The service includes reminders on taking medication.
South Africa’s primary healthcare for women and children
South Africa’s public health system was revolutionised to include free public healthcare for pregnant women and for children up to the age of six while Nelson Mandela was in office. The system includes access to reproductive health care, free contraception and abortion.
Recent additions include a new matchstick-sized contraceptive implant, available for free to all South African women, regardless of whether they use private or public healthcare. The implant, under the brand name Implanon, provides protection from pregnancy for three years and was made available from clinics across the country in June 2014. Fertility is revived immediately upon removal of the implant, when a woman decides she wants to start a family.
The improvements to South Africa’s public healthcare are in line with reaching the fourth and fifth United Nations Health Millennium Development Goals to reduce child mortality and improve maternal health respectively.
An information technology win for South Africa
MomConnect was developed through collaboration between the Praekelt Foundation, MAMA, the Mobile Alliance for Maternal Action, and the Department of Health.
Praekelt uses open source mobile technology to improve the lives of people living in poverty, while MAMA uses mobile technology to improve the health of mothers in developing nations. MomConnect runs on Praekelt’s open source, cloud-based platform, Vumi.
The two organisations have previously worked with the University of the Witwatersrand’s Reproductive Health and HIV Institute and antenatal information provider BabyCenter to produce askmama.mobi, a mobile pregnancy information portal, and the MAMA Mxit portal. These projects were upscaled to produce MomConnect.

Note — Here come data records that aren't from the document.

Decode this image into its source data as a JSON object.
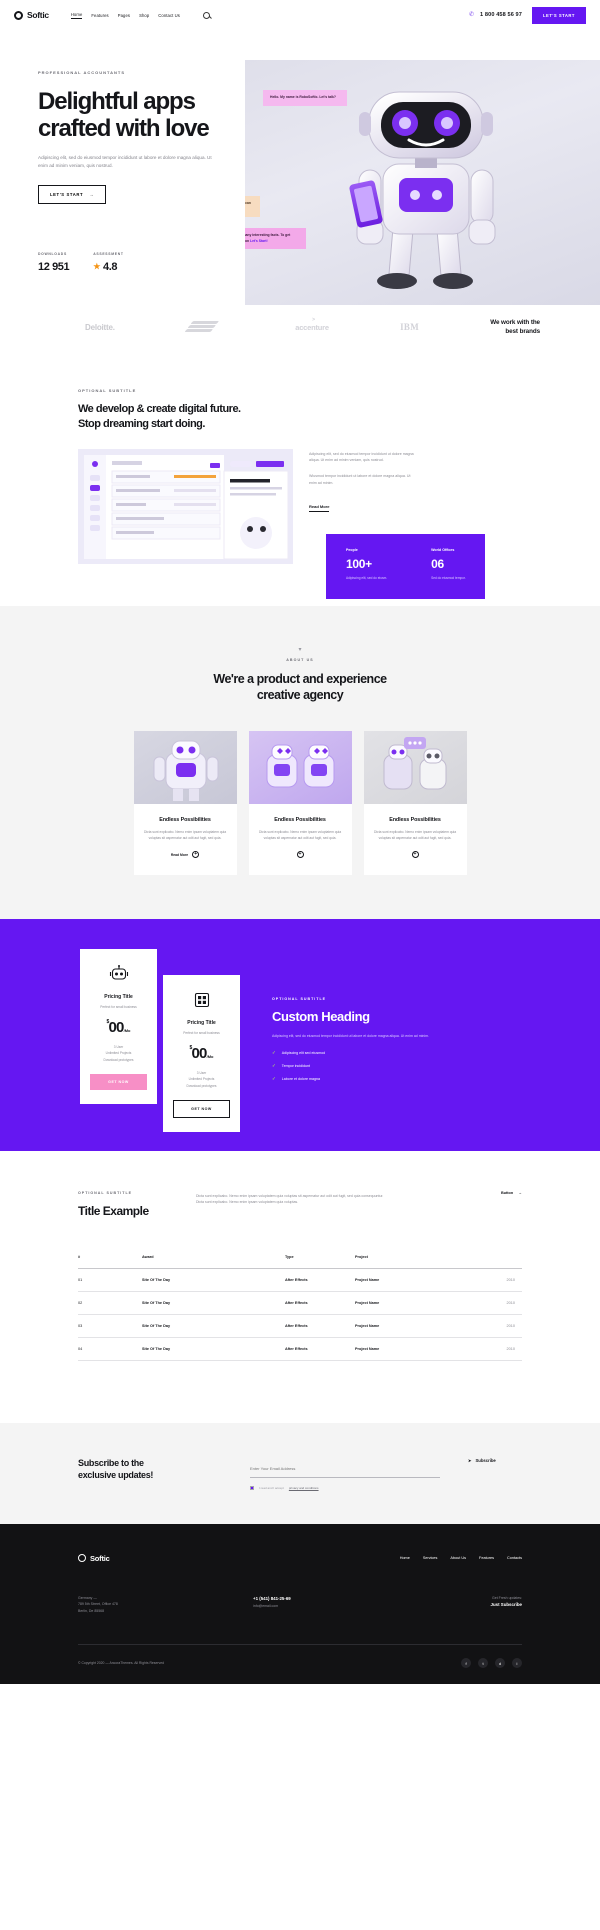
{
  "header": {
    "logo": "Softic",
    "nav": [
      {
        "label": "Home",
        "active": true
      },
      {
        "label": "Features",
        "active": false
      },
      {
        "label": "Pages",
        "active": false
      },
      {
        "label": "Shop",
        "active": false
      },
      {
        "label": "Contact Us",
        "active": false
      }
    ],
    "search_icon": "search-icon",
    "phone_icon": "phone-icon",
    "phone": "1 800 458 56 97",
    "cta": "LET'S START",
    "accent": "#6517f2"
  },
  "hero": {
    "eyebrow": "PROFESSIONAL ACCOUNTANTS",
    "title_line1": "Delightful apps",
    "title_line2": "crafted with love",
    "paragraph": "Adipiscing elit, sed do eiusmod tempor incididunt ut labore et dolore magna aliqua. Ut enim ad minim veniam, quis nostrud.",
    "cta": "LET'S START",
    "cta_arrow": "→",
    "stats": [
      {
        "label": "DOWNLOADS",
        "value": "12 951",
        "star": false
      },
      {
        "label": "ASSESSMENT",
        "value": "4.8",
        "star": true
      }
    ],
    "bubbles": [
      {
        "id": "bubble-1",
        "text": "Hello. My name is RoboSoftic. Let's talk?",
        "color": "#f5b9ef"
      },
      {
        "id": "bubble-2",
        "text": "Hey RoboSoftic. Tell me what can you do?",
        "color": "#f7dcc0"
      },
      {
        "id": "bubble-3",
        "text": "I can tell you many interesting facts. To get samples, click on ",
        "link": "Let's Start!",
        "color": "#f3a9e9"
      }
    ]
  },
  "brands": {
    "items": [
      "Deloitte.",
      "bank-of-america-logo",
      "accenture",
      "IBM"
    ],
    "note_line1": "We work with the",
    "note_line2": "best brands"
  },
  "develop": {
    "eyebrow": "OPTIONAL SUBTITLE",
    "title_line1": "We develop & create digital future.",
    "title_line2": "Stop dreaming start doing.",
    "para1": "Adipiscing elit, sed do eiusmod tempor incididunt ut dolore magna aliqua. Ut enim ad minim veniam, quis nostrud.",
    "para2": "Wiusmod tempor incididunt ut labore et dolore magna aliqua. Ut enim ad minim.",
    "read_more": "Read More",
    "band": [
      {
        "label": "People",
        "value": "100+",
        "desc": "Adipiscing elit, sed do eiusm."
      },
      {
        "label": "World Offices",
        "value": "06",
        "desc": "Sed do eiusmod tempor."
      }
    ]
  },
  "about": {
    "arrow": "▾",
    "eyebrow": "ABOUT US",
    "title_line1": "We're a product and experience",
    "title_line2": "creative agency",
    "cards": [
      {
        "title": "Endless Possibilities",
        "desc": "Dicta sunt explicabo. Nemo enim ipsam voluptatem quia voluptas sit aspernatur aut odit aut fugit, sed quia.",
        "link": "Read More",
        "icon": "plus-icon"
      },
      {
        "title": "Endless Possibilities",
        "desc": "Dicta sunt explicabo. Nemo enim ipsam voluptatem quia voluptas sit aspernatur aut odit aut fugit, sed quia.",
        "link": "",
        "icon": "plus-icon"
      },
      {
        "title": "Endless Possibilities",
        "desc": "Dicta sunt explicabo. Nemo enim ipsam voluptatem quia voluptas sit aspernatur aut odit aut fugit, sed quia.",
        "link": "",
        "icon": "plus-icon"
      }
    ]
  },
  "pricing": {
    "cards": [
      {
        "icon": "robot-icon",
        "title": "Pricing Title",
        "sub": "Perfect for small business",
        "currency": "$",
        "price": "00",
        "period": "/Mo",
        "features": [
          "3 User",
          "Unlimited Projects",
          "Download prototypes"
        ],
        "button": "GET NOW",
        "button_style": "pink"
      },
      {
        "icon": "grid-robot-icon",
        "title": "Pricing Title",
        "sub": "Perfect for small business",
        "currency": "$",
        "price": "00",
        "period": "/Mo",
        "features": [
          "3 User",
          "Unlimited Projects",
          "Download prototypes"
        ],
        "button": "GET NOW",
        "button_style": "dark"
      }
    ],
    "eyebrow": "OPTIONAL SUBTITLE",
    "heading": "Custom Heading",
    "paragraph": "Adipiscing elit, sed do eiusmod tempor incididunt ut labore et dolore magna aliqua. Ut enim ad minim.",
    "list": [
      "Adipiscing elit sed eiusmod",
      "Tempor incididunt",
      "Labore et dolore magna"
    ]
  },
  "table_section": {
    "eyebrow": "OPTIONAL SUBTITLE",
    "title": "Title Example",
    "desc": "Dicta sunt explicabo. Nemo enim ipsam voluptatem quia voluptas sit aspernatur aut odit aut fugit, sed quia consequuntur. Dicta sunt explicabo. Nemo enim ipsam voluptatem quia voluptas.",
    "button": "Button",
    "button_arrow": "→",
    "columns": [
      "#",
      "Award",
      "Type",
      "Project",
      ""
    ],
    "rows": [
      {
        "num": "01",
        "award": "Site Of The Day",
        "type": "After Effects",
        "project": "Project Name",
        "year": "2010"
      },
      {
        "num": "02",
        "award": "Site Of The Day",
        "type": "After Effects",
        "project": "Project Name",
        "year": "2010"
      },
      {
        "num": "03",
        "award": "Site Of The Day",
        "type": "After Effects",
        "project": "Project Name",
        "year": "2010"
      },
      {
        "num": "04",
        "award": "Site Of The Day",
        "type": "After Effects",
        "project": "Project Name",
        "year": "2010"
      }
    ]
  },
  "subscribe": {
    "title_line1": "Subscribe to the",
    "title_line2": "exclusive updates!",
    "placeholder": "Enter Your Email Address",
    "consent": "I read and I accept ",
    "consent_link": "privacy and conditions",
    "button": "Subscribe",
    "button_icon": "send-icon"
  },
  "footer": {
    "logo": "Softic",
    "nav": [
      "Home",
      "Services",
      "About Us",
      "Features",
      "Contacts"
    ],
    "address_label": "Germany —",
    "address_line1": "789 5th Street, Office 478",
    "address_line2": "Berlin, De 85568",
    "phone": "+1 (541) 841-25-69",
    "email": "info@email.com",
    "get_fresh": "Get Fresh updates:",
    "just_subscribe": "Just Subscribe",
    "copyright": "© Copyright 2020 — AncoraThemes. All Rights Reserved",
    "social": [
      "facebook-icon",
      "twitter-icon",
      "dribbble-icon",
      "instagram-icon"
    ]
  }
}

Praekelt Foundation’s technology works with Jembi Health Systems, which houses the official pregnancy registration information at the National Department of Health.